Most Americans are all too familiar with credit scores, but for those who aren’t, credit scoring is a system creditors use to determine whether or not to extend credit. Credit scores also factor in to how lenders determine loan terms or rates. The Fair Credit Reporting Act (FCRA) is the federal legislation which promotes the accuracy, fairness, and privacy of information in the files of consumer reporting agencies. It’s important for you to be aware of the rights you are afforded under FCRA. The following are some key points to keep in mind:
- You must be told if the information in your files has been used against you. Anytime a lender or other financial institution uses your credit report or any other type of consumer report to deny your application for credit, insurance, or employment, they must let you know. They must also give you the name, address, and phone number of the agency that provided them with the information.
- You have the right under FCRA to know what is in your file. You are entitled to request and obtain all of the information about you that is contained in the files utilized by a consumer reporting agency. To receive this information you are required to provide proper identification. Furthermore, you are entitled to a free file disclosure if:
- Adverse action has been taken against you based on information in your credit report
- You are the victim of identity theft
- Your file contains erroneous information resulting from fraud
- You are on some kind of public assistance
- You are unemployed but planning on applying for employment within 60 days

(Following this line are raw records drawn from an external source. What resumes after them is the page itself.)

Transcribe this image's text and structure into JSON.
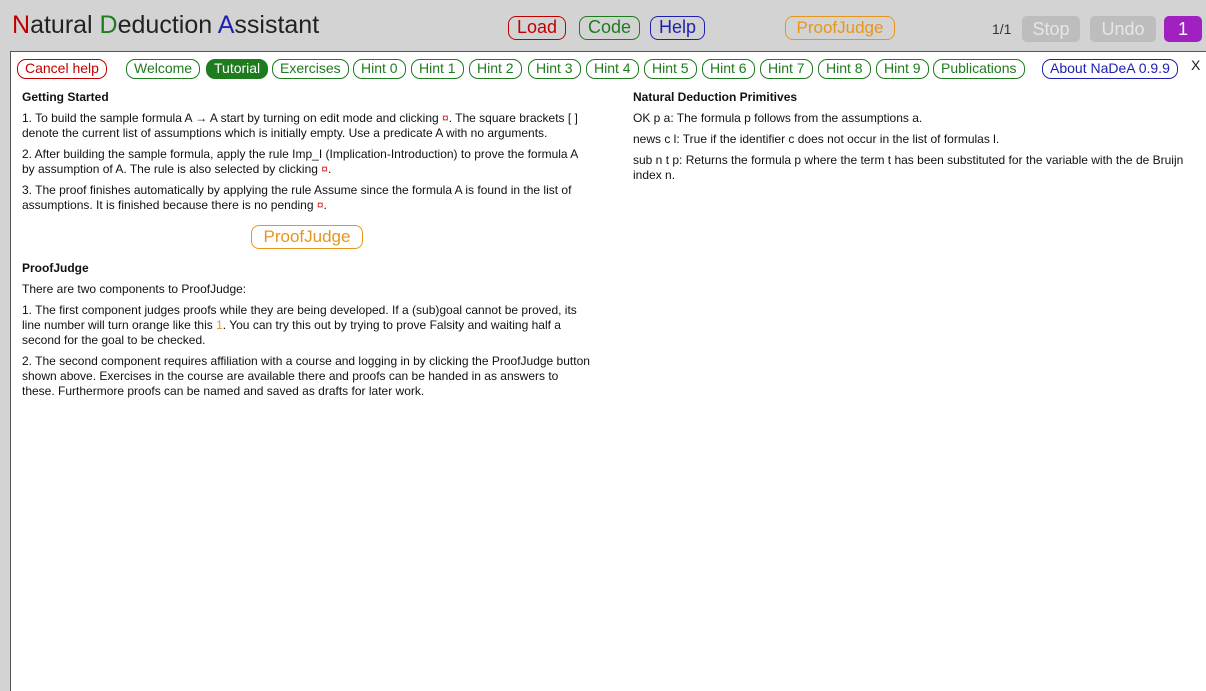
{
  "header": {
    "title_parts": [
      {
        "big": "N",
        "rest": "atural "
      },
      {
        "big": "D",
        "rest": "eduction "
      },
      {
        "big": "A",
        "rest": "ssistant"
      }
    ],
    "load_label": "Load",
    "code_label": "Code",
    "help_label": "Help",
    "proofjudge_label": "ProofJudge",
    "counter": "1/1",
    "stop_label": "Stop",
    "undo_label": "Undo",
    "number_label": "1"
  },
  "nav": {
    "cancel_help": "Cancel help",
    "items": [
      "Welcome",
      "Tutorial",
      "Exercises",
      "Hint 0",
      "Hint 1",
      "Hint 2",
      "Hint 3",
      "Hint 4",
      "Hint 5",
      "Hint 6",
      "Hint 7",
      "Hint 8",
      "Hint 9",
      "Publications"
    ],
    "active": "Tutorial",
    "about": "About NaDeA 0.9.9",
    "close": "X"
  },
  "left": {
    "getting_started_title": "Getting Started",
    "step1_a": "1. To build the sample formula A → A start by turning on edit mode and clicking ",
    "step1_b": ". The square brackets [ ] denote the current list of assumptions which is initially empty. Use a predicate A with no arguments.",
    "step2_a": "2. After building the sample formula, apply the rule Imp_I (Implication-Introduction) to prove the formula A by assumption of A. The rule is also selected by clicking ",
    "step2_b": ".",
    "step3_a": "3. The proof finishes automatically by applying the rule Assume since the formula A is found in the list of assumptions. It is finished because there is no pending ",
    "step3_b": ".",
    "goal_mark": "¤",
    "proofjudge_button": "ProofJudge",
    "proofjudge_title": "ProofJudge",
    "pj_intro": "There are two components to ProofJudge:",
    "pj1_a": "1. The first component judges proofs while they are being developed. If a (sub)goal cannot be proved, its line number will turn orange like this ",
    "pj1_num": "1",
    "pj1_b": ". You can try this out by trying to prove Falsity and waiting half a second for the goal to be checked.",
    "pj2": "2. The second component requires affiliation with a course and logging in by clicking the ProofJudge button shown above. Exercises in the course are available there and proofs can be handed in as answers to these. Furthermore proofs can be named and saved as drafts for later work."
  },
  "right": {
    "title": "Natural Deduction Primitives",
    "lines": [
      "OK p a: The formula p follows from the assumptions a.",
      "news c l: True if the identifier c does not occur in the list of formulas l.",
      "sub n t p: Returns the formula p where the term t has been substituted for the variable with the de Bruijn index n."
    ]
  },
  "colors": {
    "red": "#c00000",
    "green": "#1e7b1e",
    "blue": "#2020b0",
    "orange": "#e6961a",
    "purple": "#a020c0"
  }
}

- No one can provide your employer with information relating to your credit report without your consent. Also, a consumer reporting agency can only provide information about you to parties with a valid need to know. Under FCRA, access to your credit files is limited.